WORK ITEM -
Scan the records for "Azur". Show the matching lines.

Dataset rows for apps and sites
§ §

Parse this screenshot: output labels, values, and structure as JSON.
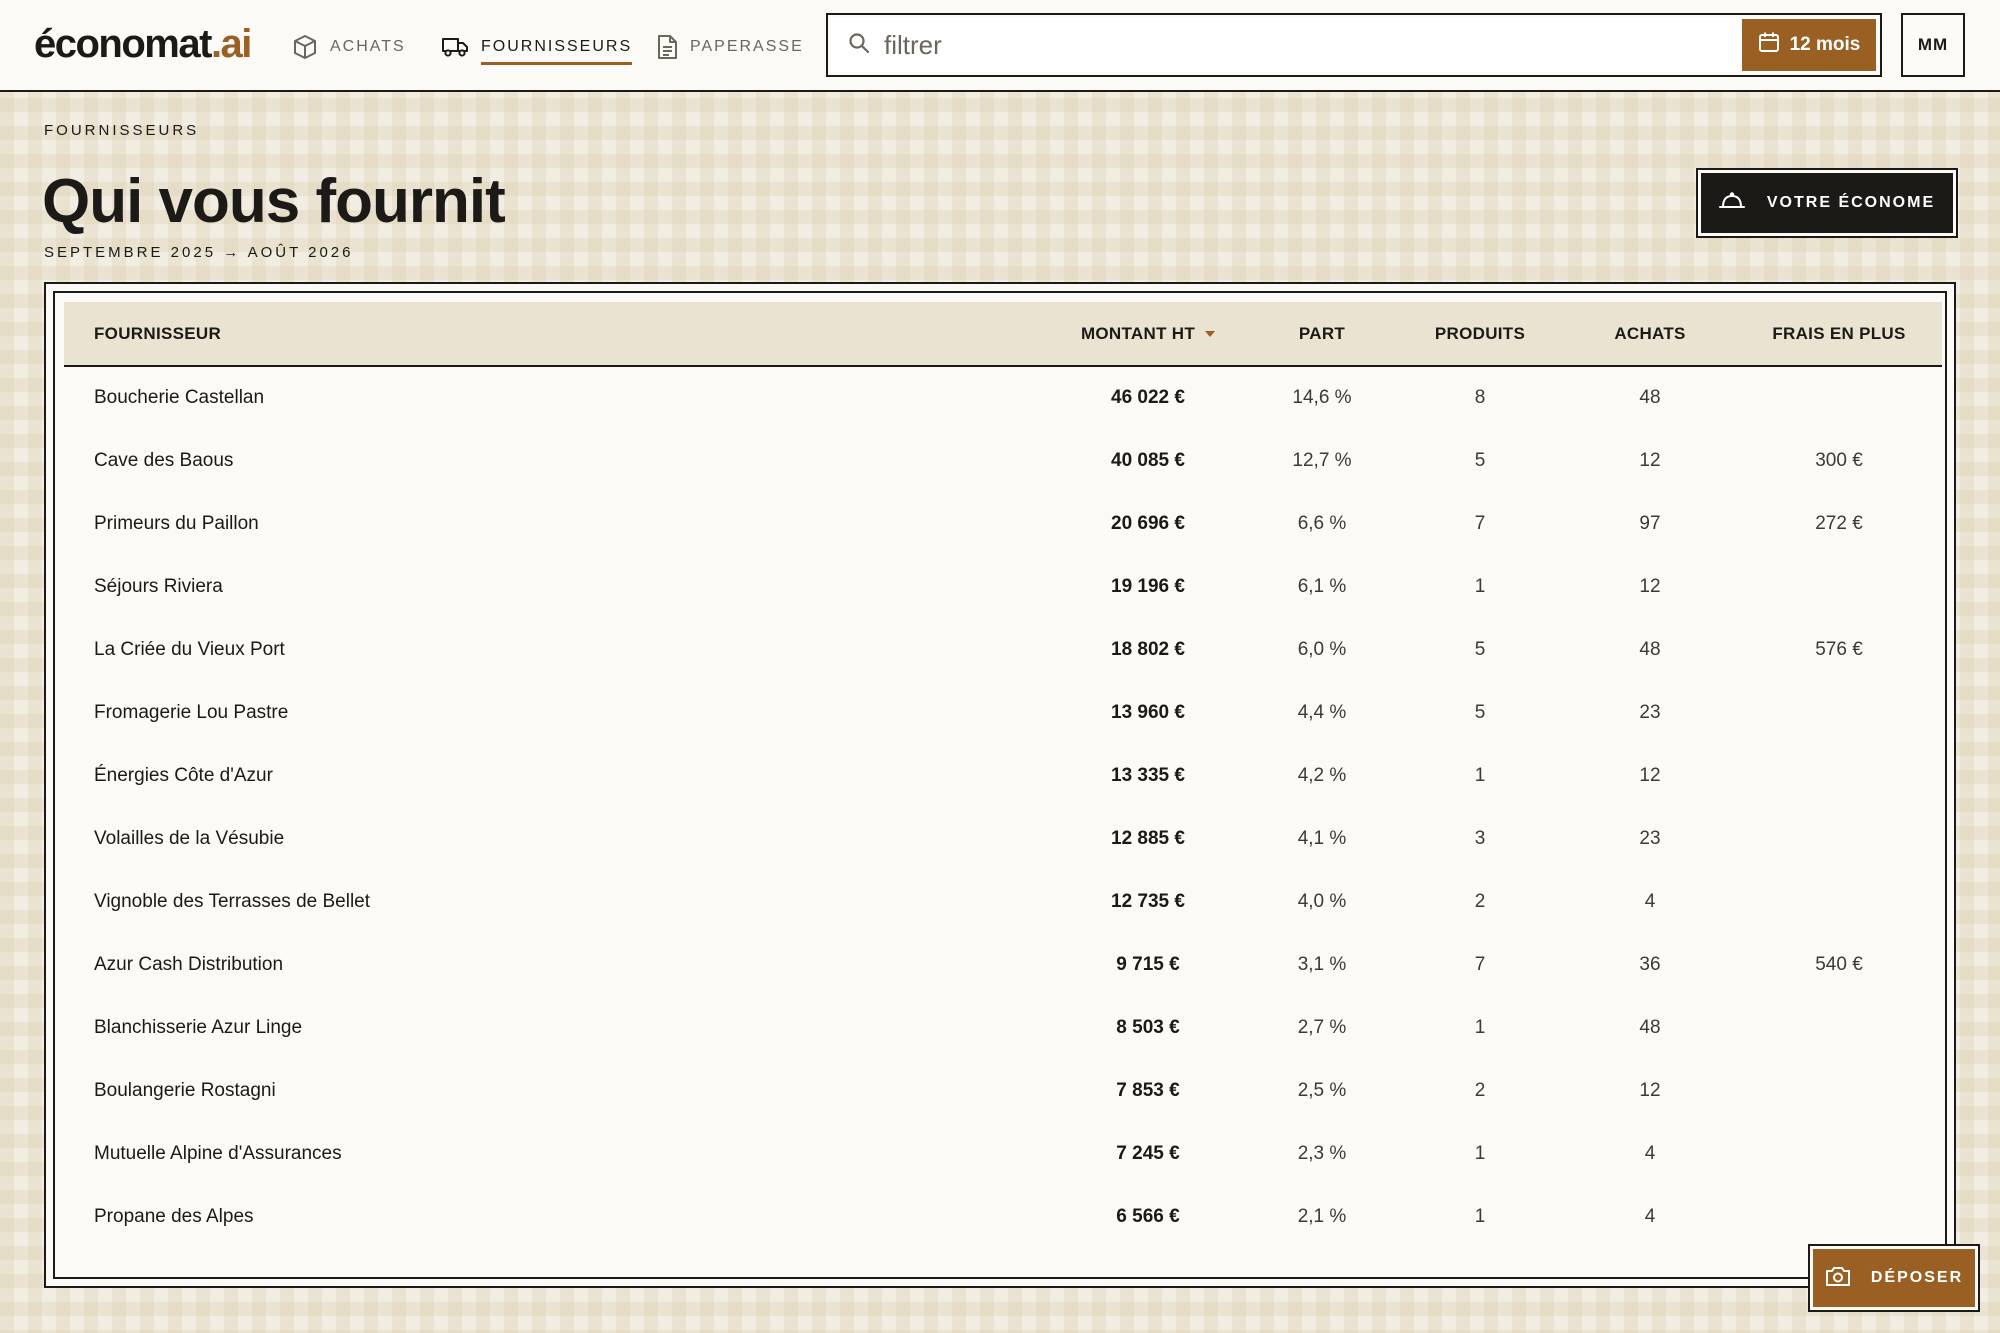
{
  "app": {
    "logo_main": "économat",
    "logo_accent": ".ai"
  },
  "nav": {
    "items": [
      {
        "label": "ACHATS",
        "icon": "box-icon",
        "active": false
      },
      {
        "label": "FOURNISSEURS",
        "icon": "truck-icon",
        "active": true
      },
      {
        "label": "PAPERASSE",
        "icon": "document-icon",
        "active": false
      }
    ]
  },
  "search": {
    "placeholder": "filtrer",
    "value": ""
  },
  "period": {
    "label": "12 mois",
    "icon": "calendar-icon"
  },
  "user": {
    "initials": "MM"
  },
  "header": {
    "eyebrow": "FOURNISSEURS",
    "title": "Qui vous fournit",
    "date_range": "SEPTEMBRE 2025 → AOÛT 2026",
    "econome_label": "VOTRE ÉCONOME",
    "econome_icon": "cloche-icon"
  },
  "table": {
    "columns": {
      "supplier": "FOURNISSEUR",
      "amount": "MONTANT HT",
      "share": "PART",
      "products": "PRODUITS",
      "purchases": "ACHATS",
      "extra_fees": "FRAIS EN PLUS"
    },
    "sort": {
      "column": "amount",
      "direction": "desc"
    },
    "rows": [
      {
        "name": "Boucherie Castellan",
        "amount": "46 022 €",
        "share": "14,6 %",
        "products": "8",
        "purchases": "48",
        "extra": ""
      },
      {
        "name": "Cave des Baous",
        "amount": "40 085 €",
        "share": "12,7 %",
        "products": "5",
        "purchases": "12",
        "extra": "300 €"
      },
      {
        "name": "Primeurs du Paillon",
        "amount": "20 696 €",
        "share": "6,6 %",
        "products": "7",
        "purchases": "97",
        "extra": "272 €"
      },
      {
        "name": "Séjours Riviera",
        "amount": "19 196 €",
        "share": "6,1 %",
        "products": "1",
        "purchases": "12",
        "extra": ""
      },
      {
        "name": "La Criée du Vieux Port",
        "amount": "18 802 €",
        "share": "6,0 %",
        "products": "5",
        "purchases": "48",
        "extra": "576 €"
      },
      {
        "name": "Fromagerie Lou Pastre",
        "amount": "13 960 €",
        "share": "4,4 %",
        "products": "5",
        "purchases": "23",
        "extra": ""
      },
      {
        "name": "Énergies Côte d'Azur",
        "amount": "13 335 €",
        "share": "4,2 %",
        "products": "1",
        "purchases": "12",
        "extra": ""
      },
      {
        "name": "Volailles de la Vésubie",
        "amount": "12 885 €",
        "share": "4,1 %",
        "products": "3",
        "purchases": "23",
        "extra": ""
      },
      {
        "name": "Vignoble des Terrasses de Bellet",
        "amount": "12 735 €",
        "share": "4,0 %",
        "products": "2",
        "purchases": "4",
        "extra": ""
      },
      {
        "name": "Azur Cash Distribution",
        "amount": "9 715 €",
        "share": "3,1 %",
        "products": "7",
        "purchases": "36",
        "extra": "540 €"
      },
      {
        "name": "Blanchisserie Azur Linge",
        "amount": "8 503 €",
        "share": "2,7 %",
        "products": "1",
        "purchases": "48",
        "extra": ""
      },
      {
        "name": "Boulangerie Rostagni",
        "amount": "7 853 €",
        "share": "2,5 %",
        "products": "2",
        "purchases": "12",
        "extra": ""
      },
      {
        "name": "Mutuelle Alpine d'Assurances",
        "amount": "7 245 €",
        "share": "2,3 %",
        "products": "1",
        "purchases": "4",
        "extra": ""
      },
      {
        "name": "Propane des Alpes",
        "amount": "6 566 €",
        "share": "2,1 %",
        "products": "1",
        "purchases": "4",
        "extra": ""
      }
    ]
  },
  "upload": {
    "label": "DÉPOSER",
    "icon": "camera-icon"
  },
  "colors": {
    "accent": "#9a5f22",
    "ink": "#1c1a17",
    "paper": "#fbfaf6",
    "header_row": "#ebe3d1",
    "background": "#f2ede2"
  }
}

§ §

RESULT BELOW -
        "name": "Énergies Côte d'Azur",
        "name": "Azur Cash Distribution",
        "name": "Blanchisserie Azur Linge",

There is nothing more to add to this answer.